» TASK OBJECTIVE
With nothing left out, repeat every entry exactly.

-- PROVIDED DATA follows --

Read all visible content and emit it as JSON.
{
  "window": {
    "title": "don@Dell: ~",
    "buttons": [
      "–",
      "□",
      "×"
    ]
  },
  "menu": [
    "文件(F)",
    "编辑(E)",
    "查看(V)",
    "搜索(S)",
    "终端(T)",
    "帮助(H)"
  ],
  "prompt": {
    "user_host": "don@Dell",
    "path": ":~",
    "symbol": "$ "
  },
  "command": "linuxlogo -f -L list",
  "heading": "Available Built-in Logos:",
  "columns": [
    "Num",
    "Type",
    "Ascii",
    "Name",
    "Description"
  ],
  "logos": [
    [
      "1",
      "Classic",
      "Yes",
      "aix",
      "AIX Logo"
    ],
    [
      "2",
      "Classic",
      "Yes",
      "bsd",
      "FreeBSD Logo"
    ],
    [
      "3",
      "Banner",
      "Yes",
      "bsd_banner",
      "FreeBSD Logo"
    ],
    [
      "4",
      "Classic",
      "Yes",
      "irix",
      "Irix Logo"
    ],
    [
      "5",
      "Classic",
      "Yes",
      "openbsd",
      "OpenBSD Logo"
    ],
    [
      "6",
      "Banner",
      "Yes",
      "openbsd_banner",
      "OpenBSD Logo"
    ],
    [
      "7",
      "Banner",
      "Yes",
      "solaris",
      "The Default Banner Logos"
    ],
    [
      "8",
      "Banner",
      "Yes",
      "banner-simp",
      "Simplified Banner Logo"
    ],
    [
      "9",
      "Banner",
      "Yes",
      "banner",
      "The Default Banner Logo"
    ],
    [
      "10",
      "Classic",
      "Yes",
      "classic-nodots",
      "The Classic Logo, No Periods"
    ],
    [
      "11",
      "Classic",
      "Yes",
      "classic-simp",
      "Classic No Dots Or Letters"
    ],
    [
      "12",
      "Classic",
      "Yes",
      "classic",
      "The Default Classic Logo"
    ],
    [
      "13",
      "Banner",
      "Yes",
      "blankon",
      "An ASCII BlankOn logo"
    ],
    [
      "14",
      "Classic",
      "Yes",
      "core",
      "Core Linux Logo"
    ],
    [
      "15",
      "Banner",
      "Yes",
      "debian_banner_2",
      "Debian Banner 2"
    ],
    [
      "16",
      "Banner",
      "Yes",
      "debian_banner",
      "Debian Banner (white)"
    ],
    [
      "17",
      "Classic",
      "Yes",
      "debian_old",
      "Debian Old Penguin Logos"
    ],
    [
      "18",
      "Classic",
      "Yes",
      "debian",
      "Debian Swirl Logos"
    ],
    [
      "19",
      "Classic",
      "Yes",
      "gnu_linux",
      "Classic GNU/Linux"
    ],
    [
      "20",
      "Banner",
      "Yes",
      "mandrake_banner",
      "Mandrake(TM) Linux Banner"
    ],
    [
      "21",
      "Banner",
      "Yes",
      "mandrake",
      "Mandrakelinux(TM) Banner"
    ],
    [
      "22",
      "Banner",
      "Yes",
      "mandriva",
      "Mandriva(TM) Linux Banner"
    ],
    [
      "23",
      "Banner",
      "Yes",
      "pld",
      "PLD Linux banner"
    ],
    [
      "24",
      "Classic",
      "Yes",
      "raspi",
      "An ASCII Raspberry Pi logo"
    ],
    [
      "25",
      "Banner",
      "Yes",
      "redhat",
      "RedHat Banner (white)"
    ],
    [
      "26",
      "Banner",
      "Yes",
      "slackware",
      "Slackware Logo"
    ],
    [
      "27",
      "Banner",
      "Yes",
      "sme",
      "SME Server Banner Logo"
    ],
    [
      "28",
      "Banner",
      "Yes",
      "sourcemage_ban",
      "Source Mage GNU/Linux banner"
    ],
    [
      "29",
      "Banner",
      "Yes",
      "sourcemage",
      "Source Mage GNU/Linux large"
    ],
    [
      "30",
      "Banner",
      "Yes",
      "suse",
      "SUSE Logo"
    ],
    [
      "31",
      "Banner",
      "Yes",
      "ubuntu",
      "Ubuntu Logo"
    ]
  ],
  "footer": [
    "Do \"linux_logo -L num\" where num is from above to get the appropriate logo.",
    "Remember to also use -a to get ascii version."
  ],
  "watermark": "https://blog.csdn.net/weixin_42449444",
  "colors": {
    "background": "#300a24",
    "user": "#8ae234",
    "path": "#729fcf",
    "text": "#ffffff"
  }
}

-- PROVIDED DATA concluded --

» WRITTEN RESPONSE
Read all visible content and emit it as JSON.
{
  "window": {
    "title": "don@Dell: ~",
    "buttons": [
      "–",
      "□",
      "×"
    ]
  },
  "menu": [
    "文件(F)",
    "编辑(E)",
    "查看(V)",
    "搜索(S)",
    "终端(T)",
    "帮助(H)"
  ],
  "prompt": {
    "user_host": "don@Dell",
    "path": ":~",
    "symbol": "$ "
  },
  "command": "linuxlogo -f -L list",
  "heading": "Available Built-in Logos:",
  "columns": [
    "Num",
    "Type",
    "Ascii",
    "Name",
    "Description"
  ],
  "logos": [
    [
      "1",
      "Classic",
      "Yes",
      "aix",
      "AIX Logo"
    ],
    [
      "2",
      "Classic",
      "Yes",
      "bsd",
      "FreeBSD Logo"
    ],
    [
      "3",
      "Banner",
      "Yes",
      "bsd_banner",
      "FreeBSD Logo"
    ],
    [
      "4",
      "Classic",
      "Yes",
      "irix",
      "Irix Logo"
    ],
    [
      "5",
      "Classic",
      "Yes",
      "openbsd",
      "OpenBSD Logo"
    ],
    [
      "6",
      "Banner",
      "Yes",
      "openbsd_banner",
      "OpenBSD Logo"
    ],
    [
      "7",
      "Banner",
      "Yes",
      "solaris",
      "The Default Banner Logos"
    ],
    [
      "8",
      "Banner",
      "Yes",
      "banner-simp",
      "Simplified Banner Logo"
    ],
    [
      "9",
      "Banner",
      "Yes",
      "banner",
      "The Default Banner Logo"
    ],
    [
      "10",
      "Classic",
      "Yes",
      "classic-nodots",
      "The Classic Logo, No Periods"
    ],
    [
      "11",
      "Classic",
      "Yes",
      "classic-simp",
      "Classic No Dots Or Letters"
    ],
    [
      "12",
      "Classic",
      "Yes",
      "classic",
      "The Default Classic Logo"
    ],
    [
      "13",
      "Banner",
      "Yes",
      "blankon",
      "An ASCII BlankOn logo"
    ],
    [
      "14",
      "Classic",
      "Yes",
      "core",
      "Core Linux Logo"
    ],
    [
      "15",
      "Banner",
      "Yes",
      "debian_banner_2",
      "Debian Banner 2"
    ],
    [
      "16",
      "Banner",
      "Yes",
      "debian_banner",
      "Debian Banner (white)"
    ],
    [
      "17",
      "Classic",
      "Yes",
      "debian_old",
      "Debian Old Penguin Logos"
    ],
    [
      "18",
      "Classic",
      "Yes",
      "debian",
      "Debian Swirl Logos"
    ],
    [
      "19",
      "Classic",
      "Yes",
      "gnu_linux",
      "Classic GNU/Linux"
    ],
    [
      "20",
      "Banner",
      "Yes",
      "mandrake_banner",
      "Mandrake(TM) Linux Banner"
    ],
    [
      "21",
      "Banner",
      "Yes",
      "mandrake",
      "Mandrakelinux(TM) Banner"
    ],
    [
      "22",
      "Banner",
      "Yes",
      "mandriva",
      "Mandriva(TM) Linux Banner"
    ],
    [
      "23",
      "Banner",
      "Yes",
      "pld",
      "PLD Linux banner"
    ],
    [
      "24",
      "Classic",
      "Yes",
      "raspi",
      "An ASCII Raspberry Pi logo"
    ],
    [
      "25",
      "Banner",
      "Yes",
      "redhat",
      "RedHat Banner (white)"
    ],
    [
      "26",
      "Banner",
      "Yes",
      "slackware",
      "Slackware Logo"
    ],
    [
      "27",
      "Banner",
      "Yes",
      "sme",
      "SME Server Banner Logo"
    ],
    [
      "28",
      "Banner",
      "Yes",
      "sourcemage_ban",
      "Source Mage GNU/Linux banner"
    ],
    [
      "29",
      "Banner",
      "Yes",
      "sourcemage",
      "Source Mage GNU/Linux large"
    ],
    [
      "30",
      "Banner",
      "Yes",
      "suse",
      "SUSE Logo"
    ],
    [
      "31",
      "Banner",
      "Yes",
      "ubuntu",
      "Ubuntu Logo"
    ]
  ],
  "footer": [
    "Do \"linux_logo -L num\" where num is from above to get the appropriate logo.",
    "Remember to also use -a to get ascii version."
  ],
  "watermark": "https://blog.csdn.net/weixin_42449444",
  "colors": {
    "background": "#300a24",
    "user": "#8ae234",
    "path": "#729fcf",
    "text": "#ffffff"
  }
}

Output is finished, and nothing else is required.